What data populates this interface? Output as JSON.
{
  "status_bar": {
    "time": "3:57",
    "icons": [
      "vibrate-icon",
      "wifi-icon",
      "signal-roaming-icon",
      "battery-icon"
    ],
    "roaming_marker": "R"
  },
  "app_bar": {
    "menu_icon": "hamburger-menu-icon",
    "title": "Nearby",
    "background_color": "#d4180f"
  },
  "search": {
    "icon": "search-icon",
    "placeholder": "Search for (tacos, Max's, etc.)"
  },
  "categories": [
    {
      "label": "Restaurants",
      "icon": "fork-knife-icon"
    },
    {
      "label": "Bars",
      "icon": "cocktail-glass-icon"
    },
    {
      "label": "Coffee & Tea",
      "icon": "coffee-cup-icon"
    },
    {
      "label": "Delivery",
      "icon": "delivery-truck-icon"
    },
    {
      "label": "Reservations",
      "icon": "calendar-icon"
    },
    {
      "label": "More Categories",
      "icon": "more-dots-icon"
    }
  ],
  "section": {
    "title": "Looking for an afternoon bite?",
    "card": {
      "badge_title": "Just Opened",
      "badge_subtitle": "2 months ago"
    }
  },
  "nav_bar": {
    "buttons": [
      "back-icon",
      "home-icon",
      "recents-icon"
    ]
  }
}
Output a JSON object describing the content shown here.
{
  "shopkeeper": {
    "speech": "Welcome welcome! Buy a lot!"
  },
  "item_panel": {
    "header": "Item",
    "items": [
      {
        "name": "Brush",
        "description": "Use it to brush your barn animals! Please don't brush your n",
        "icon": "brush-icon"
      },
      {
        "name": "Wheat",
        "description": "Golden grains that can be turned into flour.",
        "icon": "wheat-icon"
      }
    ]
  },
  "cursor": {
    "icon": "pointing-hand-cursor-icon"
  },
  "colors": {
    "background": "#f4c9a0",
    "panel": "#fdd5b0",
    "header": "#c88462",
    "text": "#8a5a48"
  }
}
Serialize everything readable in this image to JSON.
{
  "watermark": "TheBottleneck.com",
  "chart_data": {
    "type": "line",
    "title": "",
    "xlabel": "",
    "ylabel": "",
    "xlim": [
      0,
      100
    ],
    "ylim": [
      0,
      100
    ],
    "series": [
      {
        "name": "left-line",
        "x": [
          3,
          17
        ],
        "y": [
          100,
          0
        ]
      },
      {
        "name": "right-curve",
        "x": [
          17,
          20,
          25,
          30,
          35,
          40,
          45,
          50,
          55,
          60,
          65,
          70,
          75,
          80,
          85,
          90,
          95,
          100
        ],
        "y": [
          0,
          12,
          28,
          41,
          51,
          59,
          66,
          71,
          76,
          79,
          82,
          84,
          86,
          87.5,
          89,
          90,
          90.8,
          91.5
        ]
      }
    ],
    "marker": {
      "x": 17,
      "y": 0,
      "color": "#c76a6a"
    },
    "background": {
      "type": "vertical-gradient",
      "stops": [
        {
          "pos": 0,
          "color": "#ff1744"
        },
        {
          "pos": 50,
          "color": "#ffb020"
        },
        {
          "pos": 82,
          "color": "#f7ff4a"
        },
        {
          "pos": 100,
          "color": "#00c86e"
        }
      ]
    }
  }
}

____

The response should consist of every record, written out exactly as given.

What data populates this interface? Output as JSON.
{
  "status_bar": {
    "time": "3:57",
    "icons": [
      "vibrate-icon",
      "wifi-icon",
      "signal-roaming-icon",
      "battery-icon"
    ],
    "roaming_marker": "R"
  },
  "app_bar": {
    "menu_icon": "hamburger-menu-icon",
    "title": "Nearby",
    "background_color": "#d4180f"
  },
  "search": {
    "icon": "search-icon",
    "placeholder": "Search for (tacos, Max's, etc.)"
  },
  "categories": [
    {
      "label": "Restaurants",
      "icon": "fork-knife-icon"
    },
    {
      "label": "Bars",
      "icon": "cocktail-glass-icon"
    },
    {
      "label": "Coffee & Tea",
      "icon": "coffee-cup-icon"
    },
    {
      "label": "Delivery",
      "icon": "delivery-truck-icon"
    },
    {
      "label": "Reservations",
      "icon": "calendar-icon"
    },
    {
      "label": "More Categories",
      "icon": "more-dots-icon"
    }
  ],
  "section": {
    "title": "Looking for an afternoon bite?",
    "card": {
      "badge_title": "Just Opened",
      "badge_subtitle": "2 months ago"
    }
  },
  "nav_bar": {
    "buttons": [
      "back-icon",
      "home-icon",
      "recents-icon"
    ]
  }
}
Output a JSON object describing the content shown here.
{
  "shopkeeper": {
    "speech": "Welcome welcome! Buy a lot!"
  },
  "item_panel": {
    "header": "Item",
    "items": [
      {
        "name": "Brush",
        "description": "Use it to brush your barn animals! Please don't brush your n",
        "icon": "brush-icon"
      },
      {
        "name": "Wheat",
        "description": "Golden grains that can be turned into flour.",
        "icon": "wheat-icon"
      }
    ]
  },
  "cursor": {
    "icon": "pointing-hand-cursor-icon"
  },
  "colors": {
    "background": "#f4c9a0",
    "panel": "#fdd5b0",
    "header": "#c88462",
    "text": "#8a5a48"
  }
}
Serialize everything readable in this image to JSON.
{
  "watermark": "TheBottleneck.com",
  "chart_data": {
    "type": "line",
    "title": "",
    "xlabel": "",
    "ylabel": "",
    "xlim": [
      0,
      100
    ],
    "ylim": [
      0,
      100
    ],
    "series": [
      {
        "name": "left-line",
        "x": [
          3,
          17
        ],
        "y": [
          100,
          0
        ]
      },
      {
        "name": "right-curve",
        "x": [
          17,
          20,
          25,
          30,
          35,
          40,
          45,
          50,
          55,
          60,
          65,
          70,
          75,
          80,
          85,
          90,
          95,
          100
        ],
        "y": [
          0,
          12,
          28,
          41,
          51,
          59,
          66,
          71,
          76,
          79,
          82,
          84,
          86,
          87.5,
          89,
          90,
          90.8,
          91.5
        ]
      }
    ],
    "marker": {
      "x": 17,
      "y": 0,
      "color": "#c76a6a"
    },
    "background": {
      "type": "vertical-gradient",
      "stops": [
        {
          "pos": 0,
          "color": "#ff1744"
        },
        {
          "pos": 50,
          "color": "#ffb020"
        },
        {
          "pos": 82,
          "color": "#f7ff4a"
        },
        {
          "pos": 100,
          "color": "#00c86e"
        }
      ]
    }
  }
}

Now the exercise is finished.